To be sure, every spring requires repaving, cleanup from storm damage, and preparation for the summer. Still, with March coming to a close, the storms have hardly let up: Another coastal storm on Monday and Tuesday is expected to bring torrential rain – with the threat of flooding – to the mid-Atlantic and Northeast. The Pacific Northwest is also bracing for storms that could mean spring flooding, according to AccuWeather.com.
In many cases, the storms of the just-concluded winter entered another category. Six nor’easters barreled up the coast. The US capital shoveled 70 inches of snow, 50 of it in two weeks. California was hammered by a series of storms in January that left residents digging out from mudslides and floods. Six Golden State counties were declared eligible for federal emergency funds.

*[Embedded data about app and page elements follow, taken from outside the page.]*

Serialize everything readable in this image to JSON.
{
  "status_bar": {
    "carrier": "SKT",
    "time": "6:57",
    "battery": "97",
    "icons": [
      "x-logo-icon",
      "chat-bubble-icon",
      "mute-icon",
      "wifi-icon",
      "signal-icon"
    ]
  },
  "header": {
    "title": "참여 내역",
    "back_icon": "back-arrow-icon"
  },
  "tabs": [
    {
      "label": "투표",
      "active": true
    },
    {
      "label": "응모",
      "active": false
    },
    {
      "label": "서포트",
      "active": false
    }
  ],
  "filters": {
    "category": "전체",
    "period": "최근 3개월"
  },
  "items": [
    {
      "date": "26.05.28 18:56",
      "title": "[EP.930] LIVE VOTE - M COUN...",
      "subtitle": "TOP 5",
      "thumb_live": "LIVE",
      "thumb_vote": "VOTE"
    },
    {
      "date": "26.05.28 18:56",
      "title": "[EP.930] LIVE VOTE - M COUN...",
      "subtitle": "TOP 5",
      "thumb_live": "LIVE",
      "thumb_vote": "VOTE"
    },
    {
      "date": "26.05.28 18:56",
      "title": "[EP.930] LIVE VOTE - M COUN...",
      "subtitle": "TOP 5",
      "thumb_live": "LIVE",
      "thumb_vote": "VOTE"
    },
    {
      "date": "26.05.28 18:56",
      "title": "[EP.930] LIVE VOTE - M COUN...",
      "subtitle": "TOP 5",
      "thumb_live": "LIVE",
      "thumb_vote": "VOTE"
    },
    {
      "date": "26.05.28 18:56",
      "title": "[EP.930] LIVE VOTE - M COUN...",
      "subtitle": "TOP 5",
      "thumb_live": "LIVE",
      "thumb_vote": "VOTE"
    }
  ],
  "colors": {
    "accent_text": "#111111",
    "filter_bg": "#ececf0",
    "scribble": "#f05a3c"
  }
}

“It was a memorable winter because it affected so many people and so much of the economy,” says Scott Bernhardt, chief operating officer and a meteorologist at Planalytics, a weather intelligence service for business in Berwyn, Pa. “Last year we had a lot of snow, but it fell in places like the Dakotas and Montana. This year, it fell on the populated areas.”
This winter, 35 places in the United States have so far received federal disaster or emergency designation. The previous winter, there were 29 designations, and FEMA approved or promised to pay $891 million for relief.
In a new policy this past November, FEMA included major winter-storm sites as eligible for an emergency or major disaster declaration. Washington felt the effects of a disastrous snowstorm firsthand: In February, federal agencies in Washington shut down for 4-1/2 days at a cost of about $100 million per day in lost productivity.